Come again ?
“Well, there’s always been a type of man who did look for that – a woman with a job for herself. It slightly excludes love, and is more about security,” he says.
“You have men who are very romantic and love is very exciting, and then men who want to feel secure and safe,” he continues. “There’s an old saying that God is good while the wife is working..”
‘Plucking the gander’
He has found men in secure jobs – often State jobs – tend to seek this extra security, because they are “seeking a certain standard of living, and want a woman of substance and prudence”. The couple would then work on their partnership, and would be “happy for those reasons”.
“A poor man . . . well, he won’t find a professional person, but he will find love,” Daly adds. “So the poor man is happy by day and happy by nights!”
One of his first matchmaking experiences was as a young boy with his father, when an old man had been partnered with a much younger woman who seemed to be quite nonchalant about it all. Part of his father’s work involved negotiating the dowry. He remembered spotting three old women over in the corner of the room – during what he calls the “plucking the gander” stage of the dowry talks.

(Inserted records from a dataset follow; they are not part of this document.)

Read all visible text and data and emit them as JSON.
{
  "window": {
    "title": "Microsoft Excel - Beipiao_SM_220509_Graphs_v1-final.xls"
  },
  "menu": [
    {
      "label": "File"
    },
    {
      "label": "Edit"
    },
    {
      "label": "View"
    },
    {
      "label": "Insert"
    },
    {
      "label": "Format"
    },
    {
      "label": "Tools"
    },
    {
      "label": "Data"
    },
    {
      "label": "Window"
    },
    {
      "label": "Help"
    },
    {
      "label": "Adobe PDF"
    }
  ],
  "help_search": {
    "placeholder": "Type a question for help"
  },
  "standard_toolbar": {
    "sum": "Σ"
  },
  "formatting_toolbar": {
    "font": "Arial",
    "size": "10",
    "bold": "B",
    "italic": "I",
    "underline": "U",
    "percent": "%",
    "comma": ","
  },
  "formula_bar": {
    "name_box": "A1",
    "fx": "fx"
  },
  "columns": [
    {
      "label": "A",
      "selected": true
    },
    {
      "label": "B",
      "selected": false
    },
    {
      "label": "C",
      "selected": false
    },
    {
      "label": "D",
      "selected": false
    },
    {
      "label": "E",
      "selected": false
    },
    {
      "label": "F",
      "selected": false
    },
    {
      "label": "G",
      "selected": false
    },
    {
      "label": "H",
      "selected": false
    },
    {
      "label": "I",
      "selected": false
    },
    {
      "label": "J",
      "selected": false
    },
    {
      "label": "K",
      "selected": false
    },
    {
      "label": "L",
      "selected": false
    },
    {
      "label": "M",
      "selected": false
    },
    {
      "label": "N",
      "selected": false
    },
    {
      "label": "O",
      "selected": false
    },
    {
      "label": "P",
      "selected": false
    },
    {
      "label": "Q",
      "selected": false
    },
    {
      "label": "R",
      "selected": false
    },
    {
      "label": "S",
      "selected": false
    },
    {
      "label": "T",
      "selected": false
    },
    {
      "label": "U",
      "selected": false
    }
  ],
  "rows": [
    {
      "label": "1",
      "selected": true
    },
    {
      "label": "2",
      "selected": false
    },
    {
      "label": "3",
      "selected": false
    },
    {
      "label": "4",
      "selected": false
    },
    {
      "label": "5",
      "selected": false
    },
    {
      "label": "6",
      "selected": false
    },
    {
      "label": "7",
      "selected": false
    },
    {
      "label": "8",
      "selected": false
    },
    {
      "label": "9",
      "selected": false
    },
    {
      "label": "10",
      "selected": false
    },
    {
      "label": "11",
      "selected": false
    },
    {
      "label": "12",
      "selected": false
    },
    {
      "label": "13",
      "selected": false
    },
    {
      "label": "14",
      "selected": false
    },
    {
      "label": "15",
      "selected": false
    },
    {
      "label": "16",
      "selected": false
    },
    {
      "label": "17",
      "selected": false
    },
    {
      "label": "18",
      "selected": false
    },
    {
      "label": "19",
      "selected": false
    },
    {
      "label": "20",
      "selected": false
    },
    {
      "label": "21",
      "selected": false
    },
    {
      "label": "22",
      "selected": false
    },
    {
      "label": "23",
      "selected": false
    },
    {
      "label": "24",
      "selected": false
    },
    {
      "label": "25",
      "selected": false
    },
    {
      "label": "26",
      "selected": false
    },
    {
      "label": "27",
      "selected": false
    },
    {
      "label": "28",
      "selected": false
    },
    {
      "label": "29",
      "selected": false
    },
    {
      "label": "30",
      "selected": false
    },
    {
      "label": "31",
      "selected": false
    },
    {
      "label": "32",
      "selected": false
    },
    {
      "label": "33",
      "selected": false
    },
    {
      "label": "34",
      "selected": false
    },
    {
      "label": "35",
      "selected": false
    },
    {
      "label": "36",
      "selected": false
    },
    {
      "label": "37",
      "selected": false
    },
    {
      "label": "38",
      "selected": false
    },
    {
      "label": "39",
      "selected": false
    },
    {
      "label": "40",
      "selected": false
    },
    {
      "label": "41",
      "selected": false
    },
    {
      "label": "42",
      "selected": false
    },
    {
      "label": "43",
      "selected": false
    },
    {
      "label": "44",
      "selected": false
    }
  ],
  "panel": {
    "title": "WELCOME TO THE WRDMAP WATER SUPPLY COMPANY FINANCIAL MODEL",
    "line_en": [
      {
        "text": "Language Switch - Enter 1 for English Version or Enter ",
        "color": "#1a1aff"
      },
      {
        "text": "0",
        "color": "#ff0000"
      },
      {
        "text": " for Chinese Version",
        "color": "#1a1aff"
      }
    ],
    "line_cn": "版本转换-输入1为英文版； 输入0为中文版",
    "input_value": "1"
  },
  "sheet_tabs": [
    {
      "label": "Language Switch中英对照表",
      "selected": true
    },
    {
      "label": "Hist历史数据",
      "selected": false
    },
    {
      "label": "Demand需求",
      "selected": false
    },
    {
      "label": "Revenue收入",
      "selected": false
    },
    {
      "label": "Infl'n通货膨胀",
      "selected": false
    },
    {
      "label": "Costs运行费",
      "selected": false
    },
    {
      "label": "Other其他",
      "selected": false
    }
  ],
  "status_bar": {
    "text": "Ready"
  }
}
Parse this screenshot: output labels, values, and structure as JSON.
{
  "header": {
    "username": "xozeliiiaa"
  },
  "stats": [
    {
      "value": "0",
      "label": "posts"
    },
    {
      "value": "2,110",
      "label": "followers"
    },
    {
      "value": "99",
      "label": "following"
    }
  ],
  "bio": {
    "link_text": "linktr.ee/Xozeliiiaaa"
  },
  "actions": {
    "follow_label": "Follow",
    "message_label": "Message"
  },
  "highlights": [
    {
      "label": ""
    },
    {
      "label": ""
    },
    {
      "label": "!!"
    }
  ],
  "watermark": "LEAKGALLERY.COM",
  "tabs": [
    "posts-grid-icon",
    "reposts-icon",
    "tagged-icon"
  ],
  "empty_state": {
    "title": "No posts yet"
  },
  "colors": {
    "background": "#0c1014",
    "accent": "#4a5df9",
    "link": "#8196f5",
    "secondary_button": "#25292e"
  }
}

“There was a pisreóg or saying that if a man wanted to be lucky, he would have no sex for the first five nights, and so these old women were sewing the trousers of this man so he would wear them back to front for that stage.”
Now that the tables have turned, and older women are linking up with younger men, he believes it is a reflection of a brasher, louder society, where “girls have been putting on make-up since they were 15”.
Women in their sixth decade, “often a little bit glamorous”, are comfortable in their own skin, he says.
“They radiate a happiness that can be very attractive to young men, particularly between about 12.30 and 2am at night,” he laughs.
He says he is not surprised at this trend, because “society pushes many sensible decent people aside now” and it is “so loud and brash out there”.
“I often say this to young girls, that they should not be put off by a quiet fella,” he says. “There are two types of men – the ones who have 50 or maybe 100 smart words, and then can’t say much more about anything ”, and then the “nice, quiet lad” who is “not overly familiar”.
“When a woman gets talking to him, well, he has a lifetime for the taking . . .”